“Any act of terror is barbaric and incomprehensible, but it seems particularly inhumane when they go after those that dedicated their lives, a life of sacrifice, to spread the word of G‑d,” said Singh. “These people were learned, and sought to help their neighbors. To see them being victims of this is particularly disturbing.”

In many cities, memorial organizers received calls from local South Asians specifically asking to come so that they could pay their respects.

In Boise, some 80 people drove through blinding fog to pay tribute to the victims at the Chabad Jewish Center of Idaho. A quarter of those who came represented the local Indian-American community. At the ceremony, Rabbi Mendel and Esther Lifshitz led the attendees in lighting one tea light for each of the people killed in Mumbai.

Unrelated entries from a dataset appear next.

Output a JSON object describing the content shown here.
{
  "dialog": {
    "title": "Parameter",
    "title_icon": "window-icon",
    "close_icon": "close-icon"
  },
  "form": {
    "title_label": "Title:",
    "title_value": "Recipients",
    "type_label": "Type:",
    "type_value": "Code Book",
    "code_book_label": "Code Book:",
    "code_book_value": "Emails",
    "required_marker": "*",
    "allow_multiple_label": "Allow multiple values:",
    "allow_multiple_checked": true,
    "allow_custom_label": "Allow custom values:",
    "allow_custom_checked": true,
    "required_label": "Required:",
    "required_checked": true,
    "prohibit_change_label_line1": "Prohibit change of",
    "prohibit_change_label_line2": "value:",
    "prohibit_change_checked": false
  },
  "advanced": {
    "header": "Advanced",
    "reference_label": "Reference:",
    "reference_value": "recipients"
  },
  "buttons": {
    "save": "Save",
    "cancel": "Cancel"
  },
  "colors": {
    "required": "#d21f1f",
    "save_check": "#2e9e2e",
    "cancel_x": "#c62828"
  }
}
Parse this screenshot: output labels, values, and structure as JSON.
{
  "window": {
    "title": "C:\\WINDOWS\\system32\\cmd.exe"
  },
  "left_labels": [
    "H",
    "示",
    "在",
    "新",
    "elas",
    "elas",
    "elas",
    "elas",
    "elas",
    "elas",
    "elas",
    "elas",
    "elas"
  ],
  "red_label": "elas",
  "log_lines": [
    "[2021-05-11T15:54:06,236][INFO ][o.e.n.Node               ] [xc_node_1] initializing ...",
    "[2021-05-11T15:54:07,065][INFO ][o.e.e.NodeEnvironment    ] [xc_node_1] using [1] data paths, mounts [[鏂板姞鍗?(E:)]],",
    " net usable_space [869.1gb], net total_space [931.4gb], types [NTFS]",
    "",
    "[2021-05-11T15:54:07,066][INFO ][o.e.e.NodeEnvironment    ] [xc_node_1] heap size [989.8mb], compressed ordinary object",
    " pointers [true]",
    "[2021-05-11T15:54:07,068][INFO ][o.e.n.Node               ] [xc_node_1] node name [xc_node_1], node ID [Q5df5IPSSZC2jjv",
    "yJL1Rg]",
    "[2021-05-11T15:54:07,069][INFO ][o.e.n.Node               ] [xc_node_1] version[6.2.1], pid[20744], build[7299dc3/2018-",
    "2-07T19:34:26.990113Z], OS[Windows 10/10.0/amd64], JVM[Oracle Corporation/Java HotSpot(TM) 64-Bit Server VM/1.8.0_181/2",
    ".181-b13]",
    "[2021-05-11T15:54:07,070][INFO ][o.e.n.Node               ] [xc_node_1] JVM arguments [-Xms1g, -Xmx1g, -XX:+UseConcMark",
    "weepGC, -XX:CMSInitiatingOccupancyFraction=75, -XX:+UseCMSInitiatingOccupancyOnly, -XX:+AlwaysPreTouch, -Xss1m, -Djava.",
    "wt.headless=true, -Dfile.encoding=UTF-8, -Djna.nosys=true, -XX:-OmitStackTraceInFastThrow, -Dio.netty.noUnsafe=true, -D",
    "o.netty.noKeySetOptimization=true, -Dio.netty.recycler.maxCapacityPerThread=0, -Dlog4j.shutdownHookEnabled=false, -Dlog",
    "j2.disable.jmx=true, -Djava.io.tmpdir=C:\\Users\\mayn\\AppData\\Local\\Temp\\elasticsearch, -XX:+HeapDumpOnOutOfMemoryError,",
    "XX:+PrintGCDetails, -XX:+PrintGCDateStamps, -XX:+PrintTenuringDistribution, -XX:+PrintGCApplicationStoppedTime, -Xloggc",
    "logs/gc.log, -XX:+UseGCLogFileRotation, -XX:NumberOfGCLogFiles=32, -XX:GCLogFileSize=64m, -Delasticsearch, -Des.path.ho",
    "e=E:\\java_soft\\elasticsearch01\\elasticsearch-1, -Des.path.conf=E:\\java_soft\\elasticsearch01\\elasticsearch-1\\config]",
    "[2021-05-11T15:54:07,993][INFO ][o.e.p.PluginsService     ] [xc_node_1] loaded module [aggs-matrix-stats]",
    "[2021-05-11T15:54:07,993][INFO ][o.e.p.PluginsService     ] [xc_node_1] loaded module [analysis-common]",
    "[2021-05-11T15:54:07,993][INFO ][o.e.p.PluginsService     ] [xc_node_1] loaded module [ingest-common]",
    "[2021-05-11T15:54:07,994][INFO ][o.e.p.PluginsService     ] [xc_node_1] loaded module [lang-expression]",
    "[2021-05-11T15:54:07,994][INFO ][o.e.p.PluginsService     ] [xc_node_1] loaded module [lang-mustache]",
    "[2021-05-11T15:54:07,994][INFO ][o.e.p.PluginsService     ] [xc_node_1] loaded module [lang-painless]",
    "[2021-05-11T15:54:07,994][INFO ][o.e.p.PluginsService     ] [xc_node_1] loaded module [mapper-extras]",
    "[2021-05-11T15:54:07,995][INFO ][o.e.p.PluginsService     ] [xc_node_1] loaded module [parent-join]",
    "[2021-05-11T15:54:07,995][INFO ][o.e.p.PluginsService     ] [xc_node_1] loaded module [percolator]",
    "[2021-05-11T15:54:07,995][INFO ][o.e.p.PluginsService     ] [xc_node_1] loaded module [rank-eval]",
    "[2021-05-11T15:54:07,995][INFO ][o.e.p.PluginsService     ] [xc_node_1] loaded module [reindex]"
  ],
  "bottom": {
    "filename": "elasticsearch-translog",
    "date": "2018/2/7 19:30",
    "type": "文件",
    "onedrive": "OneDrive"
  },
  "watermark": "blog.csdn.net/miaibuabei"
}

Meanwhile, in the North London suburb of Edgware, eight South Asian residents came to the memorial service organized by the local Chabad House.

Puja, a teacher at the preschool run by Chabad-Lubavitch of Fairfield County in Stamford, Conn., said to the 200 people who came to center’s memorial service Tuesday night that last week’s “attacks were aimed at humanity, prosperity and peace.”

“But their top target was something else: our unity,” she said. “They know that hatred and chaos feed on division. Our message to them is that these tactics have failed, that we’re more united than ever, determined to work together against terror. This unity transcends all barriers of culture, race and country.”

Gurpaul Singh, a leader of S. Antonio’s Sikh community
Gurpaul Singh, a leader of S. Antonio’s Sikh community

And in New Jersey, state Assemblyman Upendra J. Chivukula, an Indian immigrant, was scheduled to speak at the Dec. 4 nighttime memorial service organized by the Rabbinical College of America – a Chabad-Lubavitch yeshiva in Morristown – the United Jewish Communities of MetroWest and the Jewish Community Center of MetroWest. Other guests scheduled to speak are Newark Mayor Cory Booker, RCA dean Rabbi Moshe Herson, and UJC MetroWest executive vice president Max L. Kleinman.

In S. Antonio, Rabbi Chaim Block, co-director of Chabad-Lubavitch of South Texas, reserved some of his remarks for the South Asian contingent in the filled-to-capacity hall.

“We’re moved that you have come to stand in solidarity with us,” said Block. “This is our common tragedy, and we mourn together.”

Speaking by phone after the event, Singh said that he was honored to be invited.

“I and my fellow Sikhs felt very welcomed,” he related. “There were four different rabbis there, and they each came over before and after the ceremony to personally greet us and make us feel welcome.

“While the occasion was sad and solemn,” he continued, “we definitely felt kinship and unity.”